[Mar 9] “The Second Best Exotic Marigold Hotel” (2015)
In this sequel to The Best Exotic Marigold Hotel (reviewed here), the hotel is doing really well and Sonny (Dev Patel) is pursuing financing to expand. His potential backers are sending an anonymous guest to check the place out, but there’s trouble when two new guests arrive with only one vacancy left. Plus, pretty much everyone has stuff going on on the romantic front. I didn’t think the movie was on the same league as the first one; the characters seem to have changed to fit the plot (especially Sonny’s mother), and there seemed to be a lot more silliness than heart. The cast continues to be great, and there are some touching moments, but overall, I was disappointed.
[Mar 10] “The Virgin Suicides” (1999)
A group of boys are fascinated by the five Lisbon sisters, who live an extremely strict and sheltered life, but are clearly unhappy in it. I’m not really sure how to describe this movie but I thought it was incredible. This was Sofia Coppola’s first movie, and she’s apparently always been really good at realistic and sympathetic women that are also lonely (and usually in pretty crappy situations). She also captures being a teenager extremely well, both from the boys’ side and the girls’. The story of the Lisbon girls seems almost dreamlike, because how could a story like that happen in a normal suburban neighborhood, but it’s also painfully real.
[Mar 10] “Friday” (1995)
Two friends, Craig and Smokey, have to figure out how to get their drug dealer $200 by the end of the day. Along the way, they smoke a lot of weed and have some encounters with their friends and neighbors, mostly from their front porch. I haven’t seen a lot of stoner movies, but I found this one pretty funny. There aren’t a lot of crazy adventures for most of it, just two friends hanging out.
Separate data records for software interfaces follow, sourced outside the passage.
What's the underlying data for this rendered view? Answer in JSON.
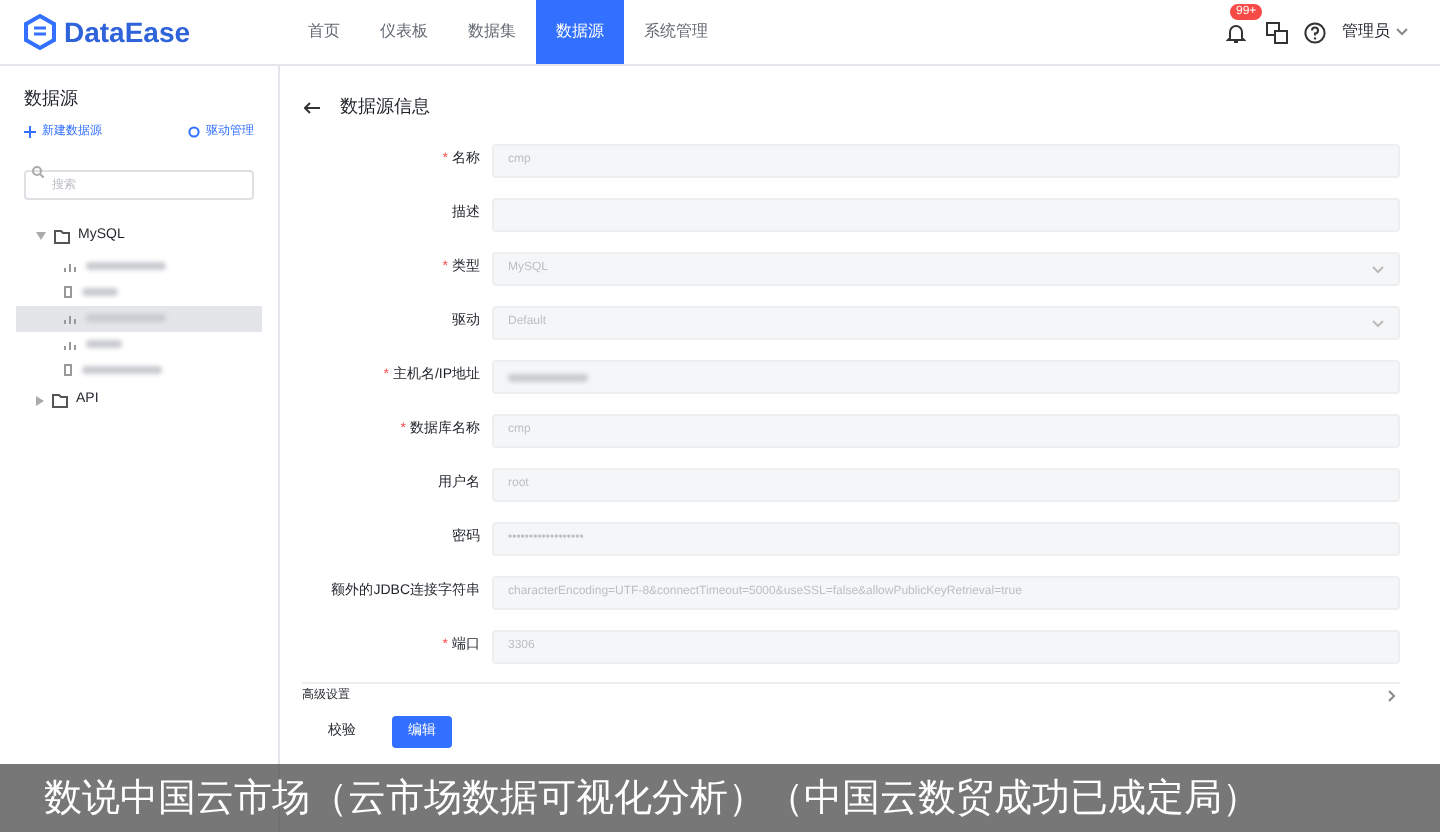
{
  "header": {
    "logo": "DataEase",
    "nav": [
      {
        "label": "首页",
        "selected": false
      },
      {
        "label": "仪表板",
        "selected": false
      },
      {
        "label": "数据集",
        "selected": false
      },
      {
        "label": "数据源",
        "selected": true
      },
      {
        "label": "系统管理",
        "selected": false
      }
    ],
    "badge": "99+",
    "user": "管理员"
  },
  "sidebar": {
    "title": "数据源",
    "new_button": "新建数据源",
    "driver_button": "驱动管理",
    "search": {
      "placeholder": "搜索"
    },
    "tree": [
      {
        "label": "MySQL",
        "expanded": true,
        "children": [
          {
            "kind": "chart",
            "selected": false
          },
          {
            "kind": "file",
            "selected": false
          },
          {
            "kind": "chart",
            "selected": true
          },
          {
            "kind": "chart",
            "selected": false
          },
          {
            "kind": "file",
            "selected": false
          }
        ]
      },
      {
        "label": "API",
        "expanded": false
      }
    ]
  },
  "form": {
    "title": "数据源信息",
    "required_mark": "*",
    "fields": [
      {
        "label": "名称",
        "required": true,
        "kind": "input",
        "value": "cmp"
      },
      {
        "label": "描述",
        "required": false,
        "kind": "input"
      },
      {
        "label": "类型",
        "required": true,
        "kind": "select",
        "value": "MySQL"
      },
      {
        "label": "驱动",
        "required": false,
        "kind": "select",
        "value": "Default"
      },
      {
        "label": "主机名/IP地址",
        "required": true,
        "kind": "input",
        "blurred": true
      },
      {
        "label": "数据库名称",
        "required": true,
        "kind": "input",
        "value": "cmp"
      },
      {
        "label": "用户名",
        "required": false,
        "kind": "input",
        "value": "root"
      },
      {
        "label": "密码",
        "required": false,
        "kind": "input",
        "value": "••••••••••••••••••"
      },
      {
        "label": "额外的JDBC连接字符串",
        "required": false,
        "kind": "input",
        "value": "characterEncoding=UTF-8&connectTimeout=5000&useSSL=false&allowPublicKeyRetrieval=true"
      },
      {
        "label": "端口",
        "required": true,
        "kind": "input",
        "value": "3306"
      }
    ],
    "advanced": "高级设置",
    "buttons": [
      {
        "label": "校验",
        "kind": "secondary"
      },
      {
        "label": "编辑",
        "kind": "primary"
      }
    ]
  },
  "caption": "数说中国云市场（云市场数据可视化分析）（中国云数贸成功已成定局）"
}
Chris Tucker is great (as usual) and Ice Cube plays a good straight man (and also apparently wrote the movie.)